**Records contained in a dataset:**
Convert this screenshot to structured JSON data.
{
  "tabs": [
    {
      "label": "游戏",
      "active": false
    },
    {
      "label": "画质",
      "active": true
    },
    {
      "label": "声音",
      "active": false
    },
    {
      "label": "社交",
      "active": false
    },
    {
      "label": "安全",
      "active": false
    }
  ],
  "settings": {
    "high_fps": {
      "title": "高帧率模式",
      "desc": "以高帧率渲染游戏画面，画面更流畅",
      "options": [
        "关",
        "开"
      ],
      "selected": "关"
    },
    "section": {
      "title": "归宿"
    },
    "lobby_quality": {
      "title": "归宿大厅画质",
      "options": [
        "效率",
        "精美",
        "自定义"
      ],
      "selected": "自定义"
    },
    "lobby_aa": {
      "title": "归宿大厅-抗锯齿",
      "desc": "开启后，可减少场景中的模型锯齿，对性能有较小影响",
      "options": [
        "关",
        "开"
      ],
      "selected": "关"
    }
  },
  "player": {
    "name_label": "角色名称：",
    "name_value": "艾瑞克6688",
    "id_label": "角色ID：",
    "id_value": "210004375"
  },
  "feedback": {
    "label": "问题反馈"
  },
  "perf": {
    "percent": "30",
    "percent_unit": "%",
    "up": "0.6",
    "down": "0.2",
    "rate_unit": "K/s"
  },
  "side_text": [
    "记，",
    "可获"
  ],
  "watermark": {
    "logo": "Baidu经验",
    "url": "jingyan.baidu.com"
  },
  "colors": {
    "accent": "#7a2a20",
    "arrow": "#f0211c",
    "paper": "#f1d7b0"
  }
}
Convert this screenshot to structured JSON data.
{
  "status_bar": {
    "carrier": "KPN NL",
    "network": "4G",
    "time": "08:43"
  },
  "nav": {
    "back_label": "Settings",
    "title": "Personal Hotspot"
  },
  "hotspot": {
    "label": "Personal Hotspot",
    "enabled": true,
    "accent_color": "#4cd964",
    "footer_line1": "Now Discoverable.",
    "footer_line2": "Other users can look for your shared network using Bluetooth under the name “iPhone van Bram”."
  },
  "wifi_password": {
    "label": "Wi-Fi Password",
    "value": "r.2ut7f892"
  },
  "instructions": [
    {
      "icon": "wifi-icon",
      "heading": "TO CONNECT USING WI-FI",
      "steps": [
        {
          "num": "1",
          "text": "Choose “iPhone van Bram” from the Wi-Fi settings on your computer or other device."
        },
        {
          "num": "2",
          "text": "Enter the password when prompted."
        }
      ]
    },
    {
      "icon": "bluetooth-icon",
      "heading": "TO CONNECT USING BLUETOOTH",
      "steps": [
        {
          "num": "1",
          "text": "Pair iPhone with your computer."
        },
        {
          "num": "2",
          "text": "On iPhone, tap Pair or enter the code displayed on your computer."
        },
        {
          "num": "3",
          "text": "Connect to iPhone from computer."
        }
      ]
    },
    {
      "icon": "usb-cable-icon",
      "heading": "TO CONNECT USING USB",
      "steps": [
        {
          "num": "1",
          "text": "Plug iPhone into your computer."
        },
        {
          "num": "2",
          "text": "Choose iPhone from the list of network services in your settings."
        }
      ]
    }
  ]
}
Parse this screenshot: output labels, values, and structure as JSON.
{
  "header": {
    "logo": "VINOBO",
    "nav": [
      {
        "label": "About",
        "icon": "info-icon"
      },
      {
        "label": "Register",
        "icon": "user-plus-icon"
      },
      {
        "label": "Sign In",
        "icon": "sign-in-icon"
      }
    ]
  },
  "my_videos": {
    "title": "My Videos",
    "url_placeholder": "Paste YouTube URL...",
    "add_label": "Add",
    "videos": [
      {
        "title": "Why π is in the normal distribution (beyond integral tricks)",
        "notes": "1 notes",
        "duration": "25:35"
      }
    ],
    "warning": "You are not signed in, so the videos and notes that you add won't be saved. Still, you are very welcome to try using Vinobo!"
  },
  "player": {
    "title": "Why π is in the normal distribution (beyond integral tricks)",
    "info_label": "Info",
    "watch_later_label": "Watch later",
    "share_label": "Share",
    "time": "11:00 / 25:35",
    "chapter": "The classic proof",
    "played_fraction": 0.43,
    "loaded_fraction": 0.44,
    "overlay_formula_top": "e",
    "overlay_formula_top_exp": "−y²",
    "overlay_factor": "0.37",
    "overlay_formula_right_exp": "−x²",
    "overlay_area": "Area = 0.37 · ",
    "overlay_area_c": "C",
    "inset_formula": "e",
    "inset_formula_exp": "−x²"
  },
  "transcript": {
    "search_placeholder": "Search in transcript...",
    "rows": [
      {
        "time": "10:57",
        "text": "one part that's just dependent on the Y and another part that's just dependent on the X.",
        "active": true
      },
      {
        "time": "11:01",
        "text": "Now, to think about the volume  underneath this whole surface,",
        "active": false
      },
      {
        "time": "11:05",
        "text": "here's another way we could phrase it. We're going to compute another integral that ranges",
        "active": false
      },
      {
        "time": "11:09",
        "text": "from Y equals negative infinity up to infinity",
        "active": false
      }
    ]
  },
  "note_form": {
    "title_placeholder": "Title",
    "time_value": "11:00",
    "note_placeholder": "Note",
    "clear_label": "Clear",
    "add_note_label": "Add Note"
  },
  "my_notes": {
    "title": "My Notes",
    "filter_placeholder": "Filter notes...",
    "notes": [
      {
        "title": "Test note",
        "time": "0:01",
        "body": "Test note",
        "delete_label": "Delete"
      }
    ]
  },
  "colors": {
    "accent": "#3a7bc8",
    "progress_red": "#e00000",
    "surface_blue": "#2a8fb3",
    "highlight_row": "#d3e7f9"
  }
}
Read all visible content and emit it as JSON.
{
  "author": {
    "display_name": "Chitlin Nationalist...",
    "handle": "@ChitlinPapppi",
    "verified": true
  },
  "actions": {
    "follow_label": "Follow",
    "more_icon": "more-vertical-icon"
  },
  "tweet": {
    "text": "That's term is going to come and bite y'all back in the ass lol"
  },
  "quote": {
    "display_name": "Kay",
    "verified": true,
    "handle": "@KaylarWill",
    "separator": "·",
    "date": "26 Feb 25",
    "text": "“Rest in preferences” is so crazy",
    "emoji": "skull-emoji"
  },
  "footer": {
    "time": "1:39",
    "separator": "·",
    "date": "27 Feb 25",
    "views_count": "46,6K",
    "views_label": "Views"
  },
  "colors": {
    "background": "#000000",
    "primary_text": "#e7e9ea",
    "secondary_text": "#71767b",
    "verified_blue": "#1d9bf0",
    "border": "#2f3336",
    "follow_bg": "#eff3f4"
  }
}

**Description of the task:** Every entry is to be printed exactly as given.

**Answer section:**
Convert this screenshot to structured JSON data.
{
  "tabs": [
    {
      "label": "游戏",
      "active": false
    },
    {
      "label": "画质",
      "active": true
    },
    {
      "label": "声音",
      "active": false
    },
    {
      "label": "社交",
      "active": false
    },
    {
      "label": "安全",
      "active": false
    }
  ],
  "settings": {
    "high_fps": {
      "title": "高帧率模式",
      "desc": "以高帧率渲染游戏画面，画面更流畅",
      "options": [
        "关",
        "开"
      ],
      "selected": "关"
    },
    "section": {
      "title": "归宿"
    },
    "lobby_quality": {
      "title": "归宿大厅画质",
      "options": [
        "效率",
        "精美",
        "自定义"
      ],
      "selected": "自定义"
    },
    "lobby_aa": {
      "title": "归宿大厅-抗锯齿",
      "desc": "开启后，可减少场景中的模型锯齿，对性能有较小影响",
      "options": [
        "关",
        "开"
      ],
      "selected": "关"
    }
  },
  "player": {
    "name_label": "角色名称：",
    "name_value": "艾瑞克6688",
    "id_label": "角色ID：",
    "id_value": "210004375"
  },
  "feedback": {
    "label": "问题反馈"
  },
  "perf": {
    "percent": "30",
    "percent_unit": "%",
    "up": "0.6",
    "down": "0.2",
    "rate_unit": "K/s"
  },
  "side_text": [
    "记，",
    "可获"
  ],
  "watermark": {
    "logo": "Baidu经验",
    "url": "jingyan.baidu.com"
  },
  "colors": {
    "accent": "#7a2a20",
    "arrow": "#f0211c",
    "paper": "#f1d7b0"
  }
}
Convert this screenshot to structured JSON data.
{
  "status_bar": {
    "carrier": "KPN NL",
    "network": "4G",
    "time": "08:43"
  },
  "nav": {
    "back_label": "Settings",
    "title": "Personal Hotspot"
  },
  "hotspot": {
    "label": "Personal Hotspot",
    "enabled": true,
    "accent_color": "#4cd964",
    "footer_line1": "Now Discoverable.",
    "footer_line2": "Other users can look for your shared network using Bluetooth under the name “iPhone van Bram”."
  },
  "wifi_password": {
    "label": "Wi-Fi Password",
    "value": "r.2ut7f892"
  },
  "instructions": [
    {
      "icon": "wifi-icon",
      "heading": "TO CONNECT USING WI-FI",
      "steps": [
        {
          "num": "1",
          "text": "Choose “iPhone van Bram” from the Wi-Fi settings on your computer or other device."
        },
        {
          "num": "2",
          "text": "Enter the password when prompted."
        }
      ]
    },
    {
      "icon": "bluetooth-icon",
      "heading": "TO CONNECT USING BLUETOOTH",
      "steps": [
        {
          "num": "1",
          "text": "Pair iPhone with your computer."
        },
        {
          "num": "2",
          "text": "On iPhone, tap Pair or enter the code displayed on your computer."
        },
        {
          "num": "3",
          "text": "Connect to iPhone from computer."
        }
      ]
    },
    {
      "icon": "usb-cable-icon",
      "heading": "TO CONNECT USING USB",
      "steps": [
        {
          "num": "1",
          "text": "Plug iPhone into your computer."
        },
        {
          "num": "2",
          "text": "Choose iPhone from the list of network services in your settings."
        }
      ]
    }
  ]
}
Parse this screenshot: output labels, values, and structure as JSON.
{
  "header": {
    "logo": "VINOBO",
    "nav": [
      {
        "label": "About",
        "icon": "info-icon"
      },
      {
        "label": "Register",
        "icon": "user-plus-icon"
      },
      {
        "label": "Sign In",
        "icon": "sign-in-icon"
      }
    ]
  },
  "my_videos": {
    "title": "My Videos",
    "url_placeholder": "Paste YouTube URL...",
    "add_label": "Add",
    "videos": [
      {
        "title": "Why π is in the normal distribution (beyond integral tricks)",
        "notes": "1 notes",
        "duration": "25:35"
      }
    ],
    "warning": "You are not signed in, so the videos and notes that you add won't be saved. Still, you are very welcome to try using Vinobo!"
  },
  "player": {
    "title": "Why π is in the normal distribution (beyond integral tricks)",
    "info_label": "Info",
    "watch_later_label": "Watch later",
    "share_label": "Share",
    "time": "11:00 / 25:35",
    "chapter": "The classic proof",
    "played_fraction": 0.43,
    "loaded_fraction": 0.44,
    "overlay_formula_top": "e",
    "overlay_formula_top_exp": "−y²",
    "overlay_factor": "0.37",
    "overlay_formula_right_exp": "−x²",
    "overlay_area": "Area = 0.37 · ",
    "overlay_area_c": "C",
    "inset_formula": "e",
    "inset_formula_exp": "−x²"
  },
  "transcript": {
    "search_placeholder": "Search in transcript...",
    "rows": [
      {
        "time": "10:57",
        "text": "one part that's just dependent on the Y and another part that's just dependent on the X.",
        "active": true
      },
      {
        "time": "11:01",
        "text": "Now, to think about the volume  underneath this whole surface,",
        "active": false
      },
      {
        "time": "11:05",
        "text": "here's another way we could phrase it. We're going to compute another integral that ranges",
        "active": false
      },
      {
        "time": "11:09",
        "text": "from Y equals negative infinity up to infinity",
        "active": false
      }
    ]
  },
  "note_form": {
    "title_placeholder": "Title",
    "time_value": "11:00",
    "note_placeholder": "Note",
    "clear_label": "Clear",
    "add_note_label": "Add Note"
  },
  "my_notes": {
    "title": "My Notes",
    "filter_placeholder": "Filter notes...",
    "notes": [
      {
        "title": "Test note",
        "time": "0:01",
        "body": "Test note",
        "delete_label": "Delete"
      }
    ]
  },
  "colors": {
    "accent": "#3a7bc8",
    "progress_red": "#e00000",
    "surface_blue": "#2a8fb3",
    "highlight_row": "#d3e7f9"
  }
}
Read all visible content and emit it as JSON.
{
  "author": {
    "display_name": "Chitlin Nationalist...",
    "handle": "@ChitlinPapppi",
    "verified": true
  },
  "actions": {
    "follow_label": "Follow",
    "more_icon": "more-vertical-icon"
  },
  "tweet": {
    "text": "That's term is going to come and bite y'all back in the ass lol"
  },
  "quote": {
    "display_name": "Kay",
    "verified": true,
    "handle": "@KaylarWill",
    "separator": "·",
    "date": "26 Feb 25",
    "text": "“Rest in preferences” is so crazy",
    "emoji": "skull-emoji"
  },
  "footer": {
    "time": "1:39",
    "separator": "·",
    "date": "27 Feb 25",
    "views_count": "46,6K",
    "views_label": "Views"
  },
  "colors": {
    "background": "#000000",
    "primary_text": "#e7e9ea",
    "secondary_text": "#71767b",
    "verified_blue": "#1d9bf0",
    "border": "#2f3336",
    "follow_bg": "#eff3f4"
  }
}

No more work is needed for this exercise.